The fishermen of Cape Cod have been forced to approach the American government for a bailout to save the region’s fishing community.

Falling catches, caused by a combination of overfishing and a predatory seal population, are driving many fishermen out of business, The Telegraph reported.

Permits worth £50,000 ($85,000) just five years ago are now barely worth the paper they are printed on, as the community faces a shortage of the fish that is its namesake.

61-year-old fisherman John Cuttle, who started catching dogfish after cod numbers declined, told The Telegraph that the future of the fishery was unstable.

"It just isn't worth going out for the fish right now," he said.

"The quotas were cut by 70 per cent last year, so it is not really viable for small boats. The stocks are very depleted. I can't predict the future but things aren't looking very good at all.

"About 15 years ago there were around 60 boats, now there is just a couple going up to the Gulf of Maine."

Cape Cod is a peninsula that reaches out into the Atlantic Ocean from the state of Massachusetts. It was so called after explorer Bartholomew Gosnold discovered copious amounts of cod off its shores in 1602.

Cod fishing is integral to the local economy – but now the industry is in crisis.

The United States declared a fisheries disaster in the Northeast, Alaska and Mississippi in September 2012.

And in January, the American government pledged $75 million (£45 million) in disaster assistance to fishermen.

Cape Cod workers are now appealing for a share of this money, which could be used to buy back permits, which would allow some fisherman to wait until stocks recover or, alternatively, leave the business altogether.

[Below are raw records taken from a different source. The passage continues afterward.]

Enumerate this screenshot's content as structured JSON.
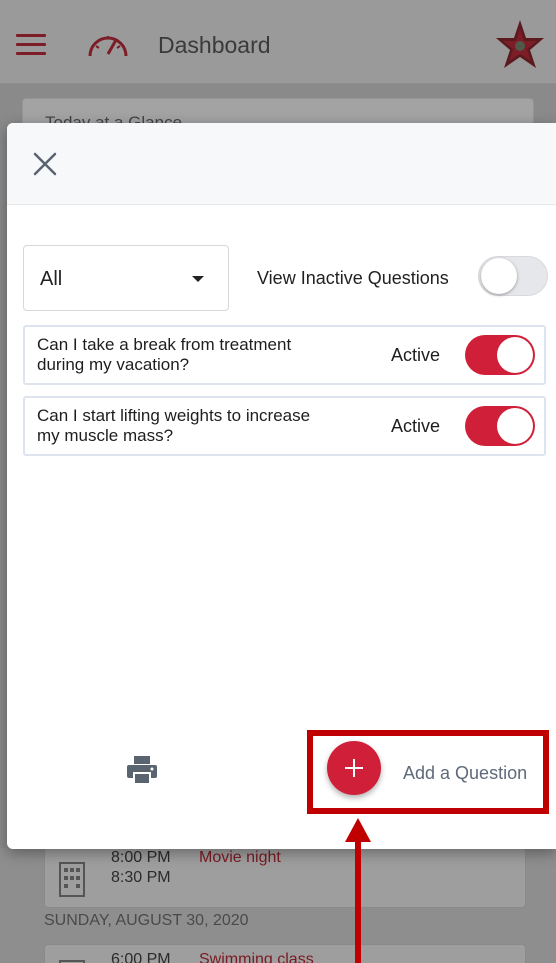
{
  "app_bar": {
    "title": "Dashboard"
  },
  "background": {
    "card_peek_text": "Today at a Glance",
    "events": [
      {
        "start": "8:00 PM",
        "end": "8:30 PM",
        "name": "Movie night"
      },
      {
        "start": "6:00 PM",
        "name": "Swimming class"
      }
    ],
    "date_header": "SUNDAY, AUGUST 30, 2020"
  },
  "modal": {
    "filter": {
      "selected": "All"
    },
    "view_inactive": {
      "label": "View Inactive Questions",
      "enabled": false
    },
    "questions": [
      {
        "text": "Can I take a break from treatment during my vacation?",
        "status": "Active",
        "enabled": true
      },
      {
        "text": "Can I start lifting weights to increase my muscle mass?",
        "status": "Active",
        "enabled": true
      }
    ],
    "footer": {
      "add_label": "Add a Question"
    }
  },
  "colors": {
    "accent": "#d01f39",
    "annotation": "#c00000",
    "link_text": "#5e6a79"
  },
  "icons": [
    "menu-icon",
    "speedometer-icon",
    "logo-icon",
    "close-icon",
    "chevron-down-icon",
    "print-icon",
    "plus-icon",
    "building-icon"
  ]
}
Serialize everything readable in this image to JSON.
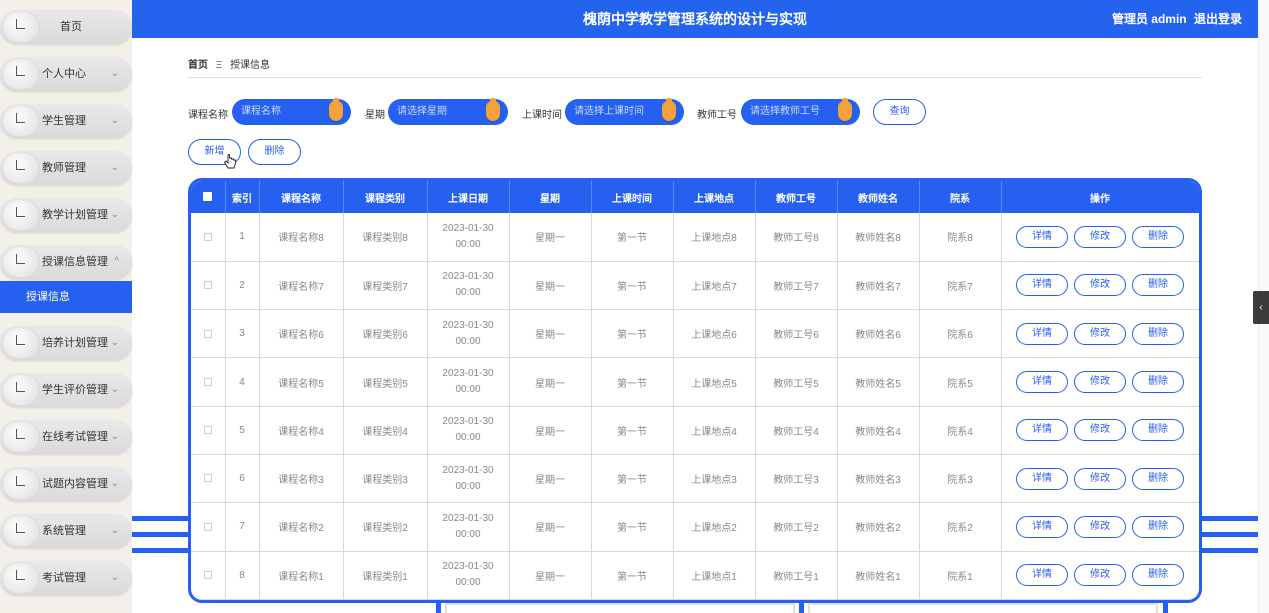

"We are now facing a disaster. It was declared an emergency by the federal government in May," Dr David Pierce, deputy director of state's marine fisheries division, told The Telegraph.

"There is a shortage of cod and flounder. The reasons why are not completely clear.

"Coastal waters appear to be warming up and the cod was already at the southern end of its normal range."